31 Mar

selenara14 years ago today, Selena was killed by a single bullet to her back at the age of 23. A lot of Spanglish speaking Latinos can relate to Selena because of what she was: a hard-working young person with a positive attitude and proud of her roots. She was unapologetically Latina with her brown skin, big hoop earrings, crinkled dark hair, and big red lips. Watch any of her performances, and she looks like she’s having. Her husky voice sounded nothing like her Latina pop contemporaries, Latina singers usually prized for sounding “feminine”. And she had paid her dues, working in smoky nightclubs, slowly rising to become an international artist, performing in the biggest arenas in the US, and selling millions of albums, even winning a Grammy. But what’s even more fun is to watch how Selena interacted with her fans. She treated them like friends not fans.

What’s ironic is that it’s Selena’s joy for life that made her so endearing to Latinos. She genuinely seemed grateful for her success. That’s why her death was so poignant, because she seemed to really appreciate life.

It’s not how big Selena might have become but how big she would have become. Selena was able to wake up people who had long felt ignored. Latinos who worked in fields and in offices alike slowly united behind her. Even if “mainstream” didn’t accept her she would have come with a built-in audience. It wasn’t just because they liked her music, but because she represented the best there is in us, what we tell our children: with hard work you can succeed. We would have made sure Selena succeeded, we still do. She deserves it.

Watch how much fun she has singing this song

Something in the way…

24 Feb

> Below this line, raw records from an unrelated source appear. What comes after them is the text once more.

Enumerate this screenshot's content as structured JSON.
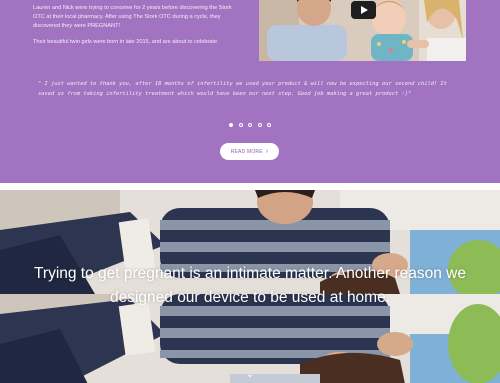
{
  "story": {
    "paragraph_1": "Lauren and Nick were trying to conceive for 2 years before discovering the Stork OTC at their local pharmacy. After using The Stork OTC during a cycle, they discovered they were PREGNANT!",
    "paragraph_2": "Their beautiful twin girls were born in late 2015, and are about to celebrate"
  },
  "video": {
    "play_icon": "youtube-play-icon"
  },
  "testimonial": {
    "quote": "\" I just wanted to thank you, after 18 months of infertility we used your product & will now be expecting our second child! It saved us from taking infertility treatment which would have been our next step. Good job making a great product :)\"",
    "dots_total": 5,
    "active_dot": 1,
    "read_more_label": "READ MORE",
    "read_more_icon": "chevron-right-icon"
  },
  "hero": {
    "headline_line_1": "Trying to get pregnant is an intimate matter. Another reason we",
    "headline_line_2": "designed our device to be used at home.",
    "scroll_icon": "chevron-down-icon"
  },
  "colors": {
    "purple_section": "#a173c0",
    "button_text": "#8f65ad",
    "sweater_stripe_dark": "#2b3550",
    "sweater_stripe_light": "#8a96a8"
  }
}
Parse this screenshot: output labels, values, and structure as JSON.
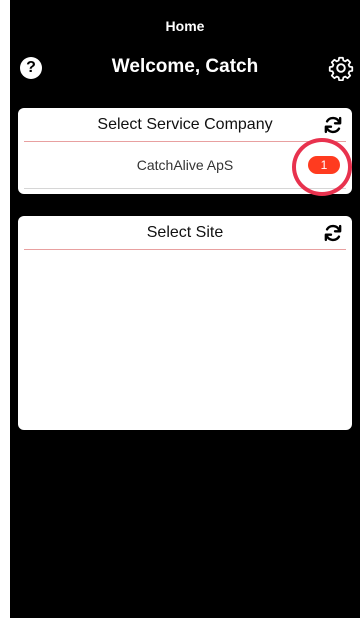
{
  "nav": {
    "title": "Home"
  },
  "header": {
    "welcome": "Welcome, Catch",
    "help_icon": "?"
  },
  "service_company": {
    "title": "Select Service Company",
    "items": [
      {
        "label": "CatchAlive ApS",
        "badge": "1"
      }
    ]
  },
  "site": {
    "title": "Select Site",
    "items": []
  },
  "colors": {
    "background": "#000000",
    "card": "#ffffff",
    "divider": "#e8a0a0",
    "badge": "#ff3b1f",
    "highlight": "#e8324e"
  },
  "icons": [
    "help-icon",
    "gear-icon",
    "refresh-icon"
  ]
}
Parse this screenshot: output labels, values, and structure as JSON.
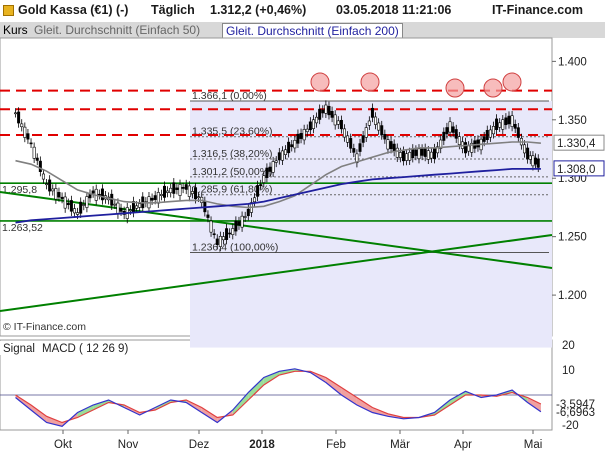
{
  "header": {
    "instrument": "Gold Kassa (€1) (-)",
    "interval": "Täglich",
    "quote": "1.312,2 (+0,46%)",
    "datetime": "03.05.2018 11:21:06",
    "brand": "IT-Finance.com"
  },
  "tabs": {
    "kurs": "Kurs",
    "sma50": "Gleit. Durchschnitt (Einfach 50)",
    "sma200": "Gleit. Durchschnitt (Einfach 200)"
  },
  "colors": {
    "price": "#000000",
    "sma50": "#808080",
    "sma200": "#1f1f9e",
    "resistance": "#e00000",
    "trend": "#008000",
    "highlight": "#e8e8fa",
    "macd": "#3333cc",
    "signal": "#e04040"
  },
  "chart_data": [
    {
      "type": "line",
      "title": "Gold Kassa (€1) Täglich",
      "ylim": [
        1.165,
        1.42
      ],
      "y_ticks": [
        "1.400",
        "1.350",
        "1.300",
        "1.250",
        "1.200"
      ],
      "y_tick_values": [
        1.4,
        1.35,
        1.3,
        1.25,
        1.2
      ],
      "x_ticks": [
        "Okt",
        "Nov",
        "Dez",
        "2018",
        "Feb",
        "Mär",
        "Apr",
        "Mai"
      ],
      "dates": [
        "2017-09-08",
        "2017-09-15",
        "2017-09-22",
        "2017-09-29",
        "2017-10-06",
        "2017-10-13",
        "2017-10-20",
        "2017-10-27",
        "2017-11-03",
        "2017-11-10",
        "2017-11-17",
        "2017-11-24",
        "2017-12-01",
        "2017-12-08",
        "2017-12-15",
        "2017-12-22",
        "2017-12-29",
        "2018-01-05",
        "2018-01-12",
        "2018-01-19",
        "2018-01-26",
        "2018-02-02",
        "2018-02-09",
        "2018-02-16",
        "2018-02-23",
        "2018-03-02",
        "2018-03-09",
        "2018-03-16",
        "2018-03-23",
        "2018-03-30",
        "2018-04-06",
        "2018-04-13",
        "2018-04-20",
        "2018-04-27",
        "2018-05-03"
      ],
      "series": [
        {
          "name": "Kurs",
          "values": [
            1.356,
            1.33,
            1.295,
            1.283,
            1.27,
            1.288,
            1.283,
            1.27,
            1.277,
            1.283,
            1.29,
            1.292,
            1.282,
            1.245,
            1.255,
            1.27,
            1.3,
            1.318,
            1.33,
            1.344,
            1.36,
            1.345,
            1.318,
            1.355,
            1.33,
            1.318,
            1.322,
            1.32,
            1.345,
            1.325,
            1.33,
            1.345,
            1.35,
            1.32,
            1.31
          ]
        },
        {
          "name": "Gleit. Durchschnitt (Einfach 50)",
          "values": [
            1.315,
            1.312,
            1.306,
            1.298,
            1.29,
            1.286,
            1.283,
            1.28,
            1.279,
            1.279,
            1.28,
            1.281,
            1.281,
            1.278,
            1.276,
            1.275,
            1.276,
            1.28,
            1.285,
            1.294,
            1.303,
            1.31,
            1.314,
            1.318,
            1.322,
            1.324,
            1.326,
            1.326,
            1.327,
            1.328,
            1.329,
            1.33,
            1.331,
            1.331,
            1.33
          ]
        },
        {
          "name": "Gleit. Durchschnitt (Einfach 200)",
          "values": [
            1.262,
            1.264,
            1.265,
            1.266,
            1.267,
            1.268,
            1.269,
            1.27,
            1.271,
            1.272,
            1.273,
            1.274,
            1.275,
            1.276,
            1.277,
            1.278,
            1.28,
            1.283,
            1.286,
            1.289,
            1.292,
            1.295,
            1.297,
            1.299,
            1.3,
            1.301,
            1.302,
            1.303,
            1.304,
            1.305,
            1.306,
            1.307,
            1.308,
            1.308,
            1.308
          ]
        }
      ],
      "last_labels": {
        "sma50": "1.330,4",
        "sma200": "1.308,0"
      },
      "resistance_levels": [
        1.375,
        1.359,
        1.337
      ],
      "fibonacci": [
        {
          "label": "1.366,1 (0,00%)",
          "value": 1.3661
        },
        {
          "label": "1.335,5 (23,60%)",
          "value": 1.3355
        },
        {
          "label": "1.316,5 (38,20%)",
          "value": 1.3165
        },
        {
          "label": "1.301,2 (50,00%)",
          "value": 1.3012
        },
        {
          "label": "1.285,9 (61,80%)",
          "value": 1.2859
        },
        {
          "label": "1.236,4 (100,00%)",
          "value": 1.2364
        }
      ],
      "horizontal_levels": [
        {
          "label": "1.295,8",
          "value": 1.2958
        },
        {
          "label": "1.263,52",
          "value": 1.2635
        }
      ],
      "watermark": "© IT-Finance.com",
      "grid": false
    },
    {
      "type": "line",
      "title": "Signal MACD (12 26 9)",
      "ylim": [
        -14,
        22
      ],
      "y_ticks": [
        "20",
        "10",
        "-20"
      ],
      "y_tick_values": [
        20,
        10,
        -20
      ],
      "series": [
        {
          "name": "MACD",
          "values": [
            -1,
            -6,
            -11,
            -12.5,
            -7,
            -4,
            -2,
            -5,
            -8,
            -5,
            -2,
            -3,
            -7,
            -11,
            -6,
            1,
            7,
            9.5,
            10.5,
            9,
            5,
            0,
            -4,
            -7,
            -8.5,
            -9.5,
            -9,
            -7,
            -2,
            1.5,
            -1,
            0,
            2,
            -3,
            -6.7
          ]
        },
        {
          "name": "Signal",
          "values": [
            0,
            -4,
            -8.5,
            -11,
            -9,
            -6,
            -3,
            -4,
            -7,
            -6,
            -3,
            -2,
            -5,
            -9,
            -8,
            -2,
            4,
            8,
            9.5,
            9.5,
            7,
            3,
            -1,
            -5,
            -7.5,
            -9,
            -9,
            -8,
            -4,
            0,
            0,
            -0.5,
            1,
            -1,
            -3.6
          ]
        }
      ],
      "last_labels": {
        "signal": "-3,5947",
        "macd": "-6,6963"
      }
    }
  ]
}
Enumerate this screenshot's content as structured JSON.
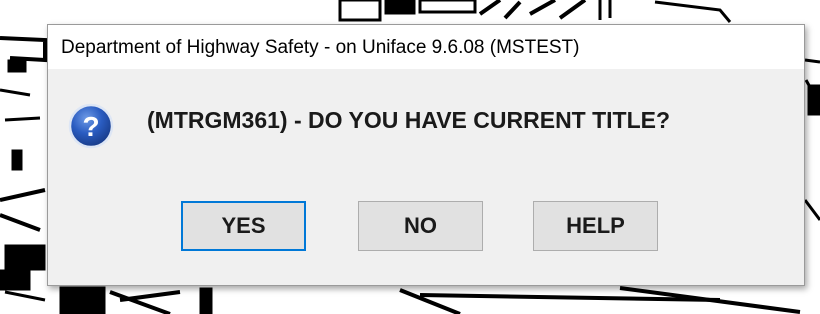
{
  "dialog": {
    "title": "Department of Highway Safety - on Uniface 9.6.08 (MSTEST)",
    "icon": "question-icon",
    "message": "(MTRGM361) - DO YOU HAVE CURRENT TITLE?",
    "buttons": {
      "yes_label": "YES",
      "no_label": "NO",
      "help_label": "HELP"
    },
    "default_button": "YES"
  },
  "colors": {
    "dialog_bg": "#f0f0f0",
    "titlebar_bg": "#ffffff",
    "focus_border": "#0078d7",
    "icon_blue": "#1f4fa8"
  }
}
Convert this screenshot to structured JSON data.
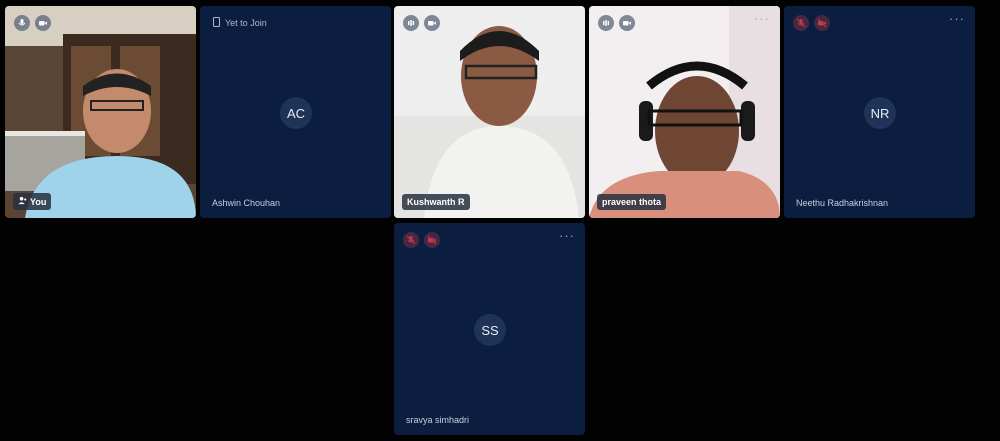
{
  "participants": [
    {
      "name": "You"
    },
    {
      "name": "Ashwin Chouhan",
      "initials": "AC",
      "status": "Yet to Join"
    },
    {
      "name": "Kushwanth R"
    },
    {
      "name": "praveen thota"
    },
    {
      "name": "Neethu Radhakrishnan",
      "initials": "NR"
    },
    {
      "name": "sravya simhadri",
      "initials": "SS"
    }
  ],
  "menu_glyph": "···",
  "colors": {
    "tile_bg": "#0b1e3f",
    "page_bg": "#020202",
    "muted": "#c23b4a"
  },
  "icons": [
    "mic-icon",
    "camera-icon",
    "audio-level-icon",
    "mic-off-icon",
    "camera-off-icon",
    "person-icon",
    "phone-icon"
  ]
}
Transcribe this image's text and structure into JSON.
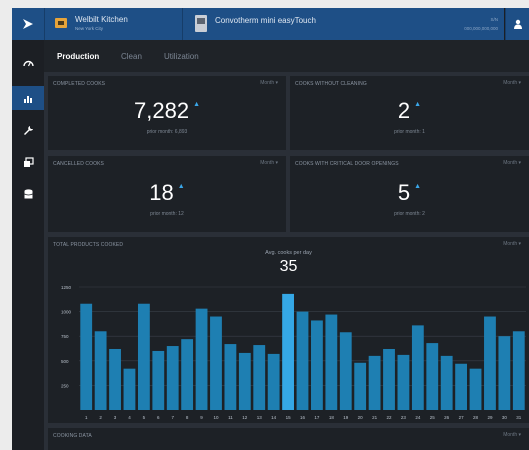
{
  "header": {
    "site_name": "Welbilt Kitchen",
    "site_city": "New York City",
    "device_name": "Convotherm mini easyTouch",
    "sn_label": "S/N",
    "sn_value": "000,000,000,000"
  },
  "tabs": [
    {
      "label": "Production"
    },
    {
      "label": "Clean"
    },
    {
      "label": "Utilization"
    }
  ],
  "cards": {
    "completed": {
      "title": "Completed Cooks",
      "period": "Month ▾",
      "value": "7,282",
      "trend": "▲",
      "prior": "prior month: 6,893"
    },
    "without_cleaning": {
      "title": "Cooks without cleaning",
      "period": "Month ▾",
      "value": "2",
      "trend": "▲",
      "prior": "prior month: 1"
    },
    "cancelled": {
      "title": "Cancelled Cooks",
      "period": "Month ▾",
      "value": "18",
      "trend": "▲",
      "prior": "prior month: 12"
    },
    "door_openings": {
      "title": "Cooks with critical door openings",
      "period": "Month ▾",
      "value": "5",
      "trend": "▲",
      "prior": "prior month: 2"
    }
  },
  "products_panel": {
    "title": "Total Products Cooked",
    "period": "Month ▾",
    "avg_label": "Avg. cooks per day",
    "avg_value": "35"
  },
  "cooking_data_panel": {
    "title": "Cooking Data",
    "period": "Month ▾"
  },
  "colors": {
    "bar": "#1e7fb2",
    "bar_highlight": "#35a8e6",
    "accent": "#1e4f86"
  },
  "icons": {
    "logo": "play-logo-icon",
    "sidebar": [
      "dashboard-gauge-icon",
      "bar-chart-icon",
      "wrench-icon",
      "devices-icon",
      "database-icon"
    ],
    "user": "user-icon"
  },
  "chart_data": {
    "type": "bar",
    "title": "Total Products Cooked",
    "xlabel": "",
    "ylabel": "",
    "categories": [
      "1",
      "2",
      "3",
      "4",
      "5",
      "6",
      "7",
      "8",
      "9",
      "10",
      "11",
      "12",
      "13",
      "14",
      "15",
      "16",
      "17",
      "18",
      "19",
      "20",
      "21",
      "22",
      "23",
      "24",
      "25",
      "26",
      "27",
      "28",
      "29",
      "30",
      "31"
    ],
    "values": [
      1080,
      800,
      620,
      420,
      1080,
      600,
      650,
      720,
      1030,
      950,
      670,
      580,
      660,
      570,
      1180,
      1000,
      910,
      970,
      790,
      480,
      550,
      620,
      560,
      860,
      680,
      550,
      470,
      420,
      950,
      750,
      800
    ],
    "highlight_index": 14,
    "yticks": [
      1250,
      1000,
      750,
      500,
      250
    ],
    "ylim": [
      0,
      1250
    ],
    "grid": true
  }
}
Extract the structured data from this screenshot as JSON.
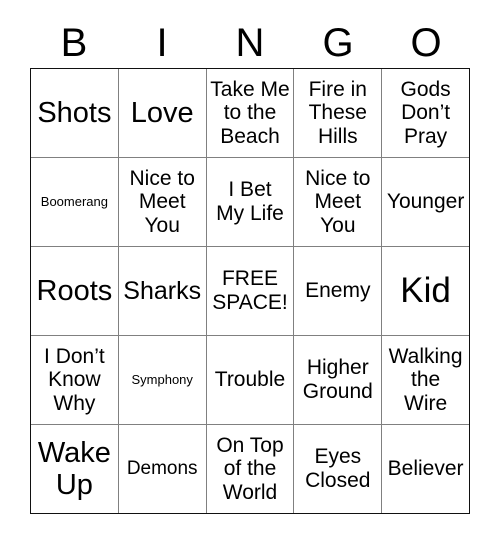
{
  "header": {
    "letters": [
      "B",
      "I",
      "N",
      "G",
      "O"
    ]
  },
  "colors": {
    "grid_line": "#808080",
    "outer_border": "#111111",
    "cell_background": "#ffffff",
    "text": "#000000"
  },
  "grid": {
    "rows": 5,
    "columns": 5,
    "cells": [
      {
        "text": "Shots",
        "size": "xl"
      },
      {
        "text": "Love",
        "size": "xl"
      },
      {
        "text": "Take Me\nto the\nBeach",
        "size": "md"
      },
      {
        "text": "Fire in\nThese\nHills",
        "size": "md"
      },
      {
        "text": "Gods\nDon’t\nPray",
        "size": "md"
      },
      {
        "text": "Boomerang",
        "size": "xs"
      },
      {
        "text": "Nice to\nMeet\nYou",
        "size": "md"
      },
      {
        "text": "I Bet\nMy Life",
        "size": "md"
      },
      {
        "text": "Nice to\nMeet\nYou",
        "size": "md"
      },
      {
        "text": "Younger",
        "size": "md"
      },
      {
        "text": "Roots",
        "size": "xl"
      },
      {
        "text": "Sharks",
        "size": "lg"
      },
      {
        "text": "FREE\nSPACE!",
        "size": "md"
      },
      {
        "text": "Enemy",
        "size": "md"
      },
      {
        "text": "Kid",
        "size": "xxl"
      },
      {
        "text": "I Don’t\nKnow\nWhy",
        "size": "md"
      },
      {
        "text": "Symphony",
        "size": "xs"
      },
      {
        "text": "Trouble",
        "size": "md"
      },
      {
        "text": "Higher\nGround",
        "size": "md"
      },
      {
        "text": "Walking\nthe\nWire",
        "size": "md"
      },
      {
        "text": "Wake\nUp",
        "size": "xl"
      },
      {
        "text": "Demons",
        "size": "sm"
      },
      {
        "text": "On Top\nof the\nWorld",
        "size": "md"
      },
      {
        "text": "Eyes\nClosed",
        "size": "md"
      },
      {
        "text": "Believer",
        "size": "md"
      }
    ]
  }
}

This woman, Rocio Durcal, was is one of my favorite singers of all time. Her voice seems to have a natural reverb, like it’s vibrating within her body cavity. But what gets me is her intensity. To me it feels like a claws at my heart when she hits those long strong notes, and then the soft sustained notes feel like she gives the wound a kiss.  The song lyrics or theme are secondary in this example, because I don’t think I even know what she’s saying other than “Come Along With Me”